Alex Withnall says: "Indulgent learning is about people being able to learn things they've always wanted to instead of learning what other people think they should learn. We've found people picking up literature that they perhaps touched on at school - and hated, and people learning languages and getting interested in all kinds of things that wouldn't have been on their school curriculum or that they wouldn't have learned in their work."
Ms Withnall wants people in general - and the Government in particular - to realise that lifelong learning really does mean that. "It's not just for people who are in work, which has been very much the thrust of the Government's drive," she says. "The whole thing has been oriented towards vocational training and education. But I think they're realising now that they have to include people who are post-work.
"At the moment there is a huge variation in what's available, and in the cost of it. The cost can be a problem for older people. And then there is timing, transport and so on.
"One London borough had a scheme that involved matching housebound older people with volunteers who could teach them guitar or a language in their home. I think increasingly residential homes will provide learning activities rather than let people sit staring blankly at the television all day."
Ms Withnall believes provision is bound to improve as the generation that benefited from post-war improvements in education reaches old age. "As people of my generation - those now in their fifties - get into old age, they're not going to put up with the kind of conditions 80-year-olds are putting up with now," she says. "Up-coming generations will make their mark because they are generally better educated, and I think it will be an issue in the next general election because we are an older electorate.
"I'm not saying everyone should be dragooned into going to classes. But the opportunity should be there, particularly in view of the growing evidence that continued mental stimulation could have beneficial effects."
For details of the Learning in Later Life campaign, contact Laurel Hughes at NIACE. Tel: 0116 204 4227; or visit www.niace.org.uk
While doctors are increasingly prescribing adult education to the elderly, many of those who might benefit from the therapeutic effects of learning are too frail and depressed to take part.
But a technique known as reminiscence therapy is changing all that by harnessing the power of long-term memory.
Margaret Plummer, a leading exponent of reminiscence therapy, describes it as "taking people back to the past to bring them into the present".
She co-ordinates reminiscence work for Norfolk County Council, which has invested heavily in the technique and which employs 12 reminiscence workers and three trainers.
"People who can't access their short-term memories still have their long-term memories in the back of their brain," says Ms Plummer. "But they can't access them without some sort of trigger."

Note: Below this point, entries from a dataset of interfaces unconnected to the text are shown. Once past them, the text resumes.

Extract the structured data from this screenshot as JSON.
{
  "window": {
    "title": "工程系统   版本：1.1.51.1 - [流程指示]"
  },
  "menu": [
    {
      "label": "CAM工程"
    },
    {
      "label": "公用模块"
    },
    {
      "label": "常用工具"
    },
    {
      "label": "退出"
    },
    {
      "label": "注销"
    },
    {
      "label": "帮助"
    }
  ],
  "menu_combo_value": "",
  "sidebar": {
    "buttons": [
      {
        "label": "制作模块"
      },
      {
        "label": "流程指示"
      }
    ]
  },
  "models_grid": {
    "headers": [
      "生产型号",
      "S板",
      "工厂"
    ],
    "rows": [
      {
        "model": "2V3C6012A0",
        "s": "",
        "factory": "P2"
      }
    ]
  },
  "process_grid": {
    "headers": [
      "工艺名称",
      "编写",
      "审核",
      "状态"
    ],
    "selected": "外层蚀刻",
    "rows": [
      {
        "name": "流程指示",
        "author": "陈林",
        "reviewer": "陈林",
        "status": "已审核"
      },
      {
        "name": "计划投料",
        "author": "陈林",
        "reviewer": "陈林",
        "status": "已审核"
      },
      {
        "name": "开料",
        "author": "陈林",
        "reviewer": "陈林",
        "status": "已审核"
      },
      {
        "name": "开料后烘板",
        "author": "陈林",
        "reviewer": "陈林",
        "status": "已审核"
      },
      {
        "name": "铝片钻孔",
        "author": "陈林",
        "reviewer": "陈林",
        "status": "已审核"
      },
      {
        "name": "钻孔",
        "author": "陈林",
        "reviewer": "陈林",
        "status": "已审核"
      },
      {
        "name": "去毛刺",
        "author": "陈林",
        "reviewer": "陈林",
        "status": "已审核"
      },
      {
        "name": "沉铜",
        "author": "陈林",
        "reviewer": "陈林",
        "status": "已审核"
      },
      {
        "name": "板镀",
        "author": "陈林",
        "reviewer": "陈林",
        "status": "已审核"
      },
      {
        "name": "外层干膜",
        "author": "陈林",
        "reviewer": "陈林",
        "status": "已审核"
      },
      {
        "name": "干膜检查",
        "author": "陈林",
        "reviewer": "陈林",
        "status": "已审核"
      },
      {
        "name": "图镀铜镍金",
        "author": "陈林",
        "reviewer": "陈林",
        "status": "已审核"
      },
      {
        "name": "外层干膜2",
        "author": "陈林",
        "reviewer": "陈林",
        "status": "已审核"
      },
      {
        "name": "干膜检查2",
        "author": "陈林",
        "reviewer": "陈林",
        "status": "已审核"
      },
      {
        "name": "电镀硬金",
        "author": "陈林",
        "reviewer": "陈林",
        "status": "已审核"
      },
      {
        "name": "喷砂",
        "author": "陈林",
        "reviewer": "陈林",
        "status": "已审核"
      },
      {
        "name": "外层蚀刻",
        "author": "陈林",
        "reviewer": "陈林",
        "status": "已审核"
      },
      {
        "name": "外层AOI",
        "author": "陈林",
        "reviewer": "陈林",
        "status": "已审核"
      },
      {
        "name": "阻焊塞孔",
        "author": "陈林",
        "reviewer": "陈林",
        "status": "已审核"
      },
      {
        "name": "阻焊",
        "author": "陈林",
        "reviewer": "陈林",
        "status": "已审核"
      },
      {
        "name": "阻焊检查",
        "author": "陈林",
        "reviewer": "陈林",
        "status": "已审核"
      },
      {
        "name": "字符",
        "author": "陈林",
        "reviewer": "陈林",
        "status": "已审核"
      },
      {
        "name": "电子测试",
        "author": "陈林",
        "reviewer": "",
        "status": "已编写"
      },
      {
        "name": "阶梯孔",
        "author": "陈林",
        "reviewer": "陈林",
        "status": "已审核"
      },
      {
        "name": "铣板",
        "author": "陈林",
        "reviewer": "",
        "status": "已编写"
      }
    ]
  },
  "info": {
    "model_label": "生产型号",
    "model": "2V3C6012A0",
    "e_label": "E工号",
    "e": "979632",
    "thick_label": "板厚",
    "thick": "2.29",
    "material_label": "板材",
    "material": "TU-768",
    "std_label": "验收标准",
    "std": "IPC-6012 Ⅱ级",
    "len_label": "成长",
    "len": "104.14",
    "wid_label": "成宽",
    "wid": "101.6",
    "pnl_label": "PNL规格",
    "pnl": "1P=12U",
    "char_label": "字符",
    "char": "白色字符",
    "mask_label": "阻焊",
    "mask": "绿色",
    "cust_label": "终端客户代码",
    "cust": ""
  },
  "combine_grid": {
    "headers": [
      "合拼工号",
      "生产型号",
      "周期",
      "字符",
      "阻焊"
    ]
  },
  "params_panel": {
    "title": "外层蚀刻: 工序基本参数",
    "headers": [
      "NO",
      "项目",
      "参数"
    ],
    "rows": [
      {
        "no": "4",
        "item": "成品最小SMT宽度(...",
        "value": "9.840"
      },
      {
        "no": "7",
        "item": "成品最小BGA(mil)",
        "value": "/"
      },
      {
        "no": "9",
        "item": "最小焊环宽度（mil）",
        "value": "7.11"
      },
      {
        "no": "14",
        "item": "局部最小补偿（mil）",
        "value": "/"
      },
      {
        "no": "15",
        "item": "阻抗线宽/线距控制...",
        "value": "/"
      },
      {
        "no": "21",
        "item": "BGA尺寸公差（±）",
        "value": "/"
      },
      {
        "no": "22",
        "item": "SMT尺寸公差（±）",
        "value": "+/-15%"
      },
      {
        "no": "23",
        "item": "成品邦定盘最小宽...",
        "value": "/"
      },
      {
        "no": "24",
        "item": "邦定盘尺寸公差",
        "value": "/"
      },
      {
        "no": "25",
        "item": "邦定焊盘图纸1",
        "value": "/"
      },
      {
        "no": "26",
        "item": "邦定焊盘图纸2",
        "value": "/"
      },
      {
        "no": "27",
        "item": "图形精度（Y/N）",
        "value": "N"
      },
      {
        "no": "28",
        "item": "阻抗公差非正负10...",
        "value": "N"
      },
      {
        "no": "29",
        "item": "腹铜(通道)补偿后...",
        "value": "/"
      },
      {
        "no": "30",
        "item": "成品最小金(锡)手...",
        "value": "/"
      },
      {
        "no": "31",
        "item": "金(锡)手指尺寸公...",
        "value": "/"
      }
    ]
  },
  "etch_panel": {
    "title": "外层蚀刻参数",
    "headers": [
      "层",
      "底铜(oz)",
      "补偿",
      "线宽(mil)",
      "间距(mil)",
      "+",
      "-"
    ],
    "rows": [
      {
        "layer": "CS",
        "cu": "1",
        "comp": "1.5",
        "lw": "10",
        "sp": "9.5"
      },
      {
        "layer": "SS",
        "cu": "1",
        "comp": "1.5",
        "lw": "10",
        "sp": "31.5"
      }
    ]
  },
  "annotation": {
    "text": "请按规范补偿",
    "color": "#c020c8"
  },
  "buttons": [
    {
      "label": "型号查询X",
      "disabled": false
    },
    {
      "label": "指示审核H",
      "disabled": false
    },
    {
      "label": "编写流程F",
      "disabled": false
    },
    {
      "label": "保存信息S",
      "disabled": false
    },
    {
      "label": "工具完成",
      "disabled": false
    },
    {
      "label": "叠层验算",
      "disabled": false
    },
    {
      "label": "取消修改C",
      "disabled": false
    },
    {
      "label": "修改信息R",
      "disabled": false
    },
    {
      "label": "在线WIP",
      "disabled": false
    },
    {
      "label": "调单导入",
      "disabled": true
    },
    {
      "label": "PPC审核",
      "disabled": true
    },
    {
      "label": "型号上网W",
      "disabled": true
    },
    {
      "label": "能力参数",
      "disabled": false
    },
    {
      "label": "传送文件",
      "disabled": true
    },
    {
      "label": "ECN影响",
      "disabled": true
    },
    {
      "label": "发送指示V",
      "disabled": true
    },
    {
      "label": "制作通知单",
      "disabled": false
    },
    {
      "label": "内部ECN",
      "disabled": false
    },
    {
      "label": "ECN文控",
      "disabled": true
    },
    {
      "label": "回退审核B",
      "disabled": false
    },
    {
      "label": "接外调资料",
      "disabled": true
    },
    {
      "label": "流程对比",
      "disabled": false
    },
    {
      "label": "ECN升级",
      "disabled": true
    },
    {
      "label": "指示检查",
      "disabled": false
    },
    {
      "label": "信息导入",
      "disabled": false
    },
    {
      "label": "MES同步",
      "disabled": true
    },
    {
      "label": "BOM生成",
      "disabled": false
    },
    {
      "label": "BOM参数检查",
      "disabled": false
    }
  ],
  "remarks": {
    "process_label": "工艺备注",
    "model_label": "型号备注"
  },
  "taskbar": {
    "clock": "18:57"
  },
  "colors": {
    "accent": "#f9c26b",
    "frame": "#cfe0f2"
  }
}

To set the process in motion, workers use "memory boxes" - collections of objects that would have been commonplace half a century ago. The sight, sound, smell and feel of these objects - anything from corsets to aniseed balls - can have an extraordinary effect on someone suffering from depression or dementia who is disoriented and paralysed by the present.
"Imagine someone in a residential home," says Ms Plummer. "Recalling their past successes and triumphs and the life they once led restores their sense of self-worth. The effects are amazing.
"It's then possible to introduce them to other learning opportunities. In fact we never use it for its own sake but always to lead into other things."
As well as learning, old people in Norfolk are encouraged to teach care workers about the past. "Getting them to teach us builds their confidence," says Ms Plummer. "We are the ignorant ones. They are the ones with the skills and knowledge."